## Records for this exercise
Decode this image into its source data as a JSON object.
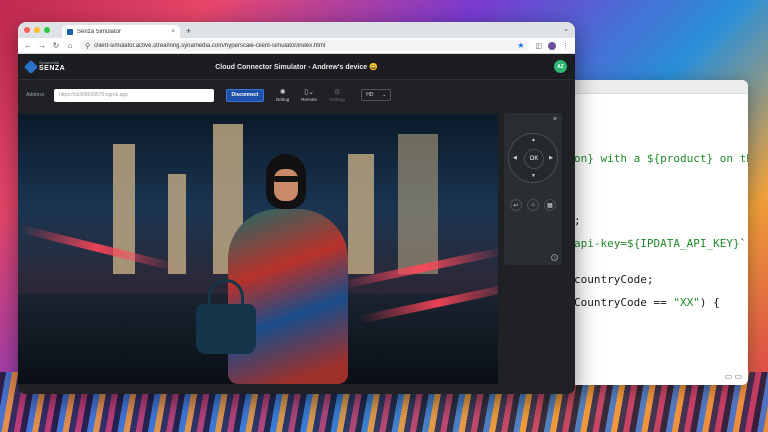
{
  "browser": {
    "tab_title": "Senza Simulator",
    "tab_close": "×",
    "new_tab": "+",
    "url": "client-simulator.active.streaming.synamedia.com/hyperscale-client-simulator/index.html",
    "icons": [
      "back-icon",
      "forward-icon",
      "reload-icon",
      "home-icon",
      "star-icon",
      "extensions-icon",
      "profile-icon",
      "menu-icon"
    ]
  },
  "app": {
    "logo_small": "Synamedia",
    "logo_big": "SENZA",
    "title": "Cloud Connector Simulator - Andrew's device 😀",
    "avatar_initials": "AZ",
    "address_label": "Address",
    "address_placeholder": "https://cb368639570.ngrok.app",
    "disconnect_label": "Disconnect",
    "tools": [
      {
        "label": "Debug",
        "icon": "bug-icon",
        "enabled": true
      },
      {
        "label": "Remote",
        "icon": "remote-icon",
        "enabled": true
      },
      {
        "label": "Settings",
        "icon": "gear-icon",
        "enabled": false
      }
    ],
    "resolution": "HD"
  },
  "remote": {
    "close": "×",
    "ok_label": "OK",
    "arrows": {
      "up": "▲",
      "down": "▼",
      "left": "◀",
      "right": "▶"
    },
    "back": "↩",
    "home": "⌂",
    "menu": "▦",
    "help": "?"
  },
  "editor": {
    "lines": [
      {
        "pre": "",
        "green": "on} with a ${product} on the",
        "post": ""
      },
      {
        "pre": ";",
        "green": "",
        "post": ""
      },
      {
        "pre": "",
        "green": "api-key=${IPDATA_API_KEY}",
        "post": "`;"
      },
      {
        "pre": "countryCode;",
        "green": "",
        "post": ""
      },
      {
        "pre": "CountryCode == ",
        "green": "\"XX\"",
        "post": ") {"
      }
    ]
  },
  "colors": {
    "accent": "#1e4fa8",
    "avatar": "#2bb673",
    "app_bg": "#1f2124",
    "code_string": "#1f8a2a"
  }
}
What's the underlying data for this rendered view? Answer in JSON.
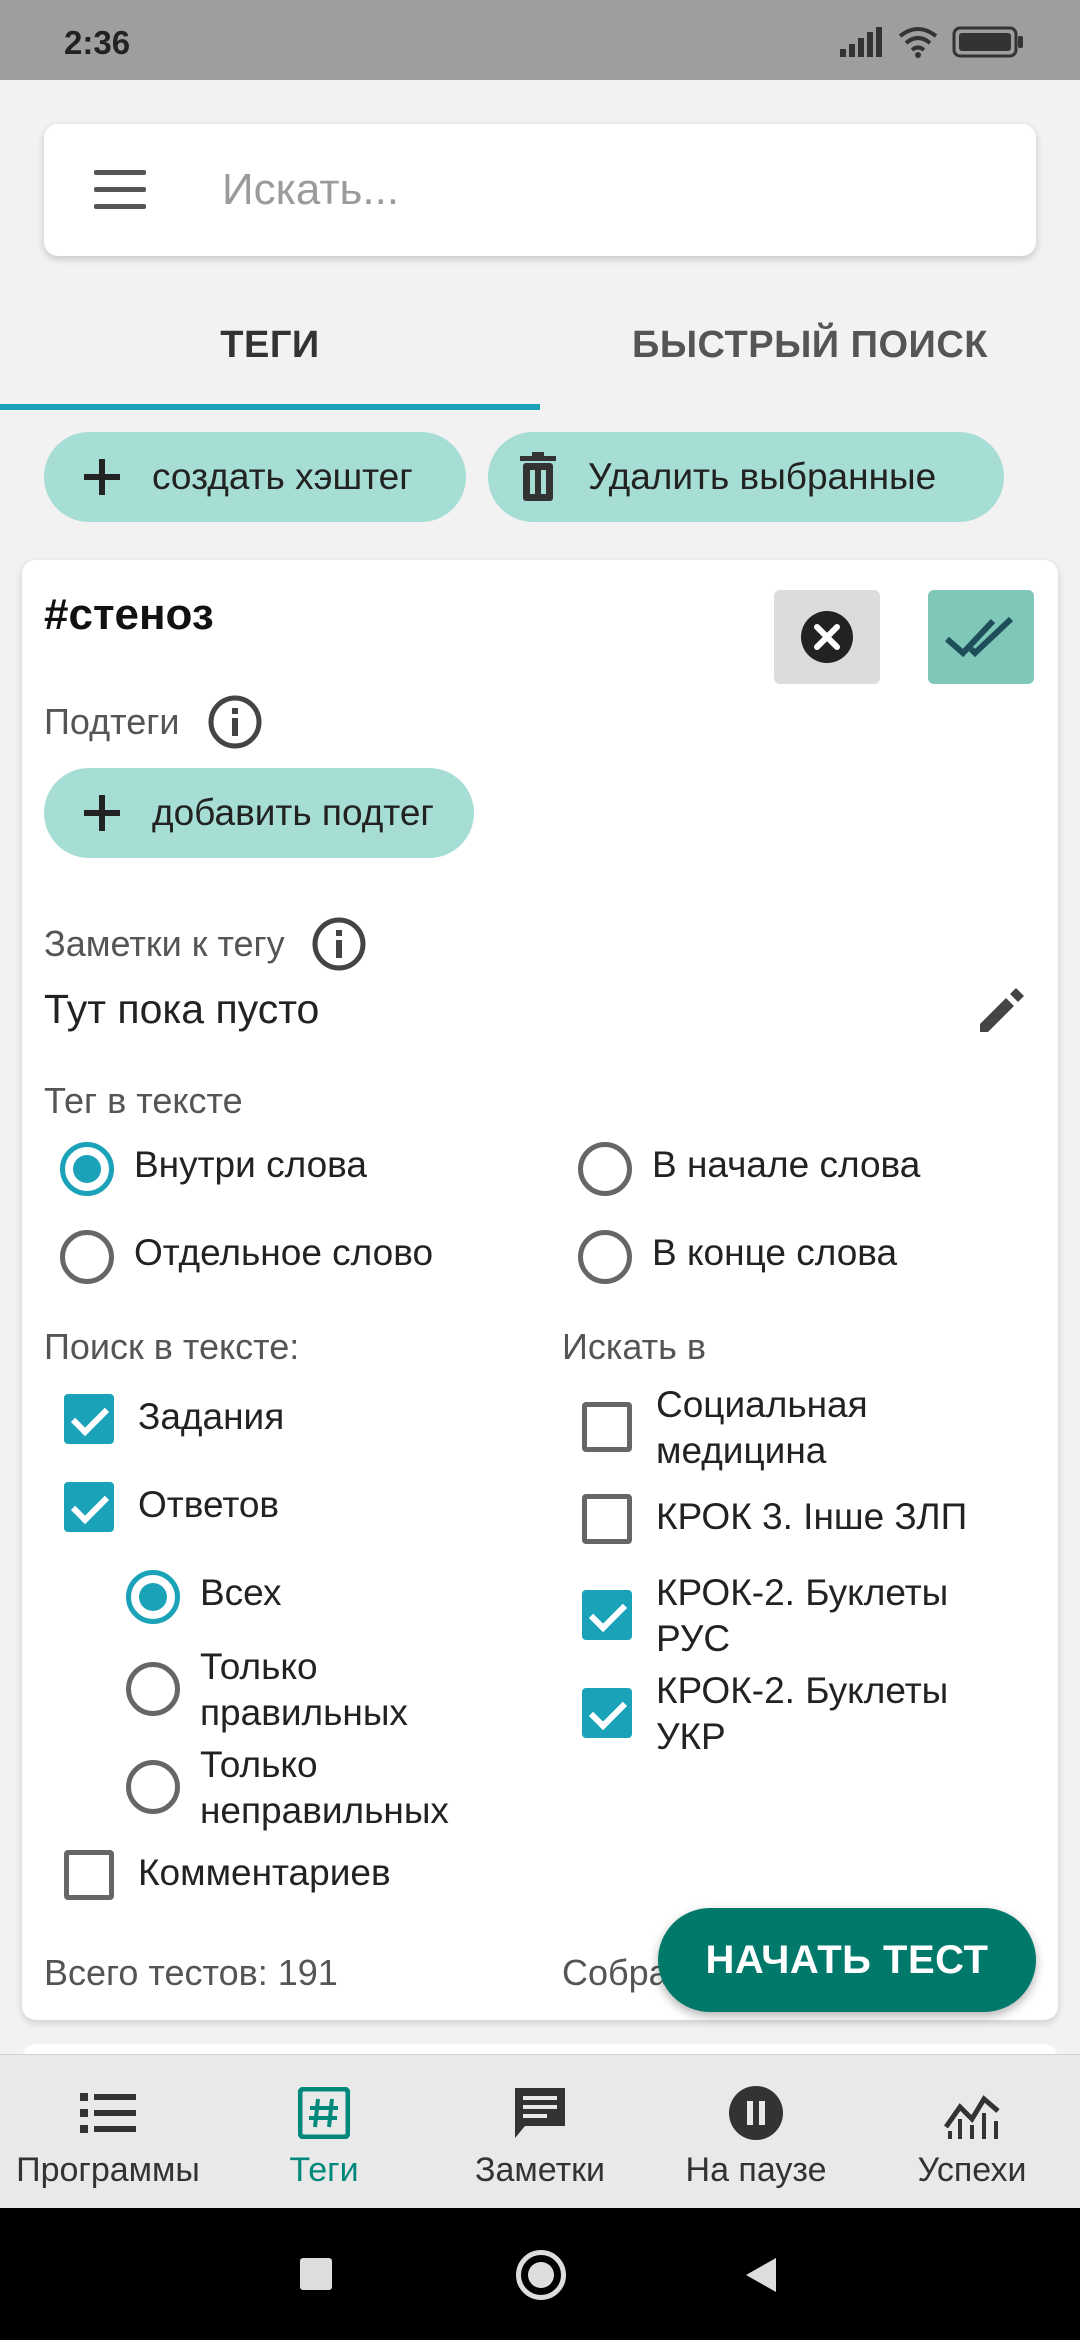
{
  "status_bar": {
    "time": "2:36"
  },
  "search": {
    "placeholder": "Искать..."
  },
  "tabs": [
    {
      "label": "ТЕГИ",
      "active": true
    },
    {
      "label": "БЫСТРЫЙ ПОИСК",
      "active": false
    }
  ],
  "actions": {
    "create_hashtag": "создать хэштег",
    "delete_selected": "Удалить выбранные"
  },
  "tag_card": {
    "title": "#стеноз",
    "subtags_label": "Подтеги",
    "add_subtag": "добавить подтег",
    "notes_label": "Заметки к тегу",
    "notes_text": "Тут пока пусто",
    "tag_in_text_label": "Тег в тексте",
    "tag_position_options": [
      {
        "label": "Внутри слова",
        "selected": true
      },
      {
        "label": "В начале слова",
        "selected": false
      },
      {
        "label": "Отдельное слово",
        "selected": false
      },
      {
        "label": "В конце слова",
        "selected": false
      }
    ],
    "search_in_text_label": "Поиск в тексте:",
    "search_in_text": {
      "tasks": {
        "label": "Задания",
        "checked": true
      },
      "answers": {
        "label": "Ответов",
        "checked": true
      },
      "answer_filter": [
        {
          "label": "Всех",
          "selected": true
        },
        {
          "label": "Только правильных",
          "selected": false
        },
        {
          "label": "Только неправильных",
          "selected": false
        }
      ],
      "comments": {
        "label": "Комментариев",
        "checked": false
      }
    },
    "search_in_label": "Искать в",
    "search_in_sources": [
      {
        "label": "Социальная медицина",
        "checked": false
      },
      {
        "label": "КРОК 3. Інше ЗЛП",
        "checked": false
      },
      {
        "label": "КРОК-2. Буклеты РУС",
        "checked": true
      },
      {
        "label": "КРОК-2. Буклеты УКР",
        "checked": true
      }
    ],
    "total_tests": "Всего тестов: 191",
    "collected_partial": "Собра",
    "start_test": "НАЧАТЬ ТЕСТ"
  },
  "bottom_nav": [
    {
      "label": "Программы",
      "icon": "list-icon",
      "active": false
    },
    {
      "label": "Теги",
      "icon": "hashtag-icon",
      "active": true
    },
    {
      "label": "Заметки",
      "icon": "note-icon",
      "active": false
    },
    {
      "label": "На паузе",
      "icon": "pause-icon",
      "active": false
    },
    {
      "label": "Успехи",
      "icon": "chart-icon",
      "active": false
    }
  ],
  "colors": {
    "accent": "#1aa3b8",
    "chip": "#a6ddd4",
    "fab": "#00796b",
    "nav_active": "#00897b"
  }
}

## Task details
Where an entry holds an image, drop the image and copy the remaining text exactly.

## Task solution
Decode this image into its source data as a JSON object.
{
  "browser": {
    "tab_title": "Senza Simulator",
    "tab_close": "×",
    "new_tab": "+",
    "url": "client-simulator.active.streaming.synamedia.com/hyperscale-client-simulator/index.html",
    "icons": [
      "back-icon",
      "forward-icon",
      "reload-icon",
      "home-icon",
      "star-icon",
      "extensions-icon",
      "profile-icon",
      "menu-icon"
    ]
  },
  "app": {
    "logo_small": "Synamedia",
    "logo_big": "SENZA",
    "title": "Cloud Connector Simulator - Andrew's device 😀",
    "avatar_initials": "AZ",
    "address_label": "Address",
    "address_placeholder": "https://cb368639570.ngrok.app",
    "disconnect_label": "Disconnect",
    "tools": [
      {
        "label": "Debug",
        "icon": "bug-icon",
        "enabled": true
      },
      {
        "label": "Remote",
        "icon": "remote-icon",
        "enabled": true
      },
      {
        "label": "Settings",
        "icon": "gear-icon",
        "enabled": false
      }
    ],
    "resolution": "HD"
  },
  "remote": {
    "close": "×",
    "ok_label": "OK",
    "arrows": {
      "up": "▲",
      "down": "▼",
      "left": "◀",
      "right": "▶"
    },
    "back": "↩",
    "home": "⌂",
    "menu": "▦",
    "help": "?"
  },
  "editor": {
    "lines": [
      {
        "pre": "",
        "green": "on} with a ${product} on the",
        "post": ""
      },
      {
        "pre": ";",
        "green": "",
        "post": ""
      },
      {
        "pre": "",
        "green": "api-key=${IPDATA_API_KEY}",
        "post": "`;"
      },
      {
        "pre": "countryCode;",
        "green": "",
        "post": ""
      },
      {
        "pre": "CountryCode == ",
        "green": "\"XX\"",
        "post": ") {"
      }
    ]
  },
  "colors": {
    "accent": "#1e4fa8",
    "avatar": "#2bb673",
    "app_bg": "#1f2124",
    "code_string": "#1f8a2a"
  }
}
What's the underlying data for this rendered view? Answer in JSON.
{
  "status_bar": {
    "time": "2:36"
  },
  "search": {
    "placeholder": "Искать..."
  },
  "tabs": [
    {
      "label": "ТЕГИ",
      "active": true
    },
    {
      "label": "БЫСТРЫЙ ПОИСК",
      "active": false
    }
  ],
  "actions": {
    "create_hashtag": "создать хэштег",
    "delete_selected": "Удалить выбранные"
  },
  "tag_card": {
    "title": "#стеноз",
    "subtags_label": "Подтеги",
    "add_subtag": "добавить подтег",
    "notes_label": "Заметки к тегу",
    "notes_text": "Тут пока пусто",
    "tag_in_text_label": "Тег в тексте",
    "tag_position_options": [
      {
        "label": "Внутри слова",
        "selected": true
      },
      {
        "label": "В начале слова",
        "selected": false
      },
      {
        "label": "Отдельное слово",
        "selected": false
      },
      {
        "label": "В конце слова",
        "selected": false
      }
    ],
    "search_in_text_label": "Поиск в тексте:",
    "search_in_text": {
      "tasks": {
        "label": "Задания",
        "checked": true
      },
      "answers": {
        "label": "Ответов",
        "checked": true
      },
      "answer_filter": [
        {
          "label": "Всех",
          "selected": true
        },
        {
          "label": "Только правильных",
          "selected": false
        },
        {
          "label": "Только неправильных",
          "selected": false
        }
      ],
      "comments": {
        "label": "Комментариев",
        "checked": false
      }
    },
    "search_in_label": "Искать в",
    "search_in_sources": [
      {
        "label": "Социальная медицина",
        "checked": false
      },
      {
        "label": "КРОК 3. Інше ЗЛП",
        "checked": false
      },
      {
        "label": "КРОК-2. Буклеты РУС",
        "checked": true
      },
      {
        "label": "КРОК-2. Буклеты УКР",
        "checked": true
      }
    ],
    "total_tests": "Всего тестов: 191",
    "collected_partial": "Собра",
    "start_test": "НАЧАТЬ ТЕСТ"
  },
  "bottom_nav": [
    {
      "label": "Программы",
      "icon": "list-icon",
      "active": false
    },
    {
      "label": "Теги",
      "icon": "hashtag-icon",
      "active": true
    },
    {
      "label": "Заметки",
      "icon": "note-icon",
      "active": false
    },
    {
      "label": "На паузе",
      "icon": "pause-icon",
      "active": false
    },
    {
      "label": "Успехи",
      "icon": "chart-icon",
      "active": false
    }
  ],
  "colors": {
    "accent": "#1aa3b8",
    "chip": "#a6ddd4",
    "fab": "#00796b",
    "nav_active": "#00897b"
  }
}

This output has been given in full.